Returns the chirped z-transform of Ex, function of t, at each desired angular frequency w. Note that w must be a linearly spaced set of angular frequencies but can cover any range. It is also possible for inverse transform, ie out=czt(Ex,w,t), see the interpolation example below for details. E can be a matrix where one of the two dimensions is the same as length. The Z-transform is computed along the dimension that matches length, and the output vector will be a matrix where the matched dimension is length(kx) and the other dimension is the same as E. This functionality allows to compute multiple 1D Z-transforms with a single function call. |
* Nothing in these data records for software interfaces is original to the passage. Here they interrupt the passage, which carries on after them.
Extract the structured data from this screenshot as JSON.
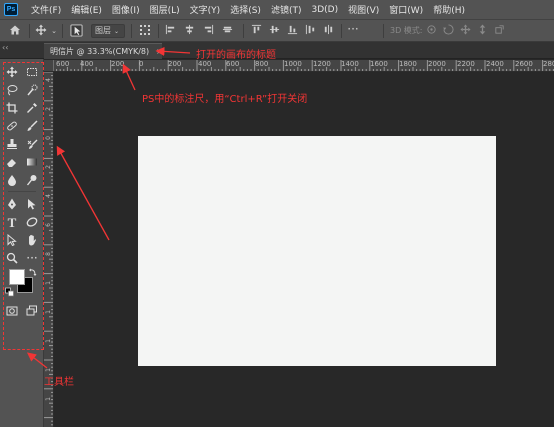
{
  "app": {
    "logo_text": "Ps"
  },
  "menu": [
    "文件(F)",
    "编辑(E)",
    "图像(I)",
    "图层(L)",
    "文字(Y)",
    "选择(S)",
    "滤镜(T)",
    "3D(D)",
    "视图(V)",
    "窗口(W)",
    "帮助(H)"
  ],
  "options_bar": {
    "layer_select_value": "图层",
    "mode_label": "3D 模式:"
  },
  "tab": {
    "title": "明信片 @ 33.3%(CMYK/8)",
    "close_glyph": "×"
  },
  "collapse_glyph": "‹‹",
  "ruler": {
    "h_labels": [
      "600",
      "400",
      "200",
      "0",
      "200",
      "400",
      "600",
      "800",
      "1000",
      "1200",
      "1400",
      "1600",
      "1800",
      "2000",
      "2200",
      "2400",
      "2600",
      "2800"
    ],
    "v_labels": [
      "4",
      "2",
      "0",
      "2",
      "4",
      "6",
      "8",
      "1",
      "1",
      "1",
      "1",
      "1"
    ]
  },
  "annotations": {
    "title_note": "打开的画布的标题",
    "ruler_note": "PS中的标注尺，用“Ctrl+R”打开关闭",
    "toolbar_note": "工具栏"
  },
  "colors": {
    "annotation": "#f23535",
    "canvas": "#f4f5f4",
    "workspace": "#282828",
    "panel": "#535353"
  },
  "icons": {
    "toolbar": [
      "move-icon",
      "marquee-icon",
      "lasso-icon",
      "quick-select-icon",
      "crop-icon",
      "eyedropper-icon",
      "healing-icon",
      "brush-icon",
      "stamp-icon",
      "history-brush-icon",
      "eraser-icon",
      "gradient-icon",
      "blur-icon",
      "dodge-icon",
      "pen-icon",
      "type-icon",
      "path-select-icon",
      "shape-icon",
      "hand-icon",
      "zoom-icon",
      "more-icon",
      "swap-colors-icon",
      "default-colors-icon",
      "quick-mask-icon",
      "screen-mode-icon"
    ]
  }
}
czt(Ex,x,y,kx,ky); |
The two dimensional chirped z-transform. kx and ky must be linearly spaced sets of wavenumbers but can cover any range. |
Example
This example uses the czt function to determine the frequency components of a signal, as shown in the following figure.
t=linspace(0,50,1000); # sec f=linspace(0,3,200); # Hz x_t=sin(t) + cos(t*2*pi); # x(t) x_f=czt(x_t,t,f*2*pi); # x(f) plot(f,abs(x_f),"f (Hz)");
The following is an example of Fourier based interpolation. We can use the fftw function to create the w vector (option3, which shifts the data, is required). A factor of 1/N is necessary for the inverse transform. Also, notice the minus sign on the w vector for the inverse transform. It is possible to use czt to re-sample 2D data.
initial_res = 21; final_res = 200; # Initial data t=linspace(-10,10,initial_res); y=sin(t)*exp(-t^2/30); plot(t,y,"t","y","Initial"); # fourier transform w=fftw(t,3); y_w=czt(y,t,w); plot(w,abs(y_w)^2,"w","y_w"); # re-sample data at 10x t_hi=linspace(min(t),max(t),final_res); y_hi=1/length(w)*czt(y_w,-w,t_hi); # inverse transform plot(t_hi,real(y_hi),"t","y","Final");
See Also
List of commands , fft , fftw